(Excerpts from an interface dataset)
--------------------------------

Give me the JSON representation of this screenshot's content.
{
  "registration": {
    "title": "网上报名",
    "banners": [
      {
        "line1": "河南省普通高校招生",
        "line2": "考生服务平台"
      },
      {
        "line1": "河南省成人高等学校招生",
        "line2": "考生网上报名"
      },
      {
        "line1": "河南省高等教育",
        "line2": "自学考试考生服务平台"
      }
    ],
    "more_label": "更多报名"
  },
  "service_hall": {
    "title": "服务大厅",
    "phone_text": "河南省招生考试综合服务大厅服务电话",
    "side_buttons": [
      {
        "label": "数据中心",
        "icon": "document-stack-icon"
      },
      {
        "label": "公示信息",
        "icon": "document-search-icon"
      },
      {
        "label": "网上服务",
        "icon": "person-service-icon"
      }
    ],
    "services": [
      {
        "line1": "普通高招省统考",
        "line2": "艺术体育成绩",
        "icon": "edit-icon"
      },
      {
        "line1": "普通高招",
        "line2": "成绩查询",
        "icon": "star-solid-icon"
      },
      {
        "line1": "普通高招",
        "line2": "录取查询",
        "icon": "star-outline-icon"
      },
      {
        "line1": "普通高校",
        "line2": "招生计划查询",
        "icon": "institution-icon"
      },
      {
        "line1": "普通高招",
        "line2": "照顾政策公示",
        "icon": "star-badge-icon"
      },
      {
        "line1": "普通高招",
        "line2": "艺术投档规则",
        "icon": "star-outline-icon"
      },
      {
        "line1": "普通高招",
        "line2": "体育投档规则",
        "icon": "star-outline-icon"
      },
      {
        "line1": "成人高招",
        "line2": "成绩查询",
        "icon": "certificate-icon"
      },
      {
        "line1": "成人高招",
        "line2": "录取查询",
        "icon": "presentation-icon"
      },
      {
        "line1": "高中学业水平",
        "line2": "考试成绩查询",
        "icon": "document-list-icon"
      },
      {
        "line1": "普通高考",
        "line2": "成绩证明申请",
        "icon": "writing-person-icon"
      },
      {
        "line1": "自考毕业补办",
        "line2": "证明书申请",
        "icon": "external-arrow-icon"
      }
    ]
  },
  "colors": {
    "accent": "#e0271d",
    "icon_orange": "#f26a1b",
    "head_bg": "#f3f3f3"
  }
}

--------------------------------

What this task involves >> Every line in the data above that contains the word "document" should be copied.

Problem solution >>
        "icon": "document-stack-icon"
        "icon": "document-search-icon"
        "icon": "document-list-icon"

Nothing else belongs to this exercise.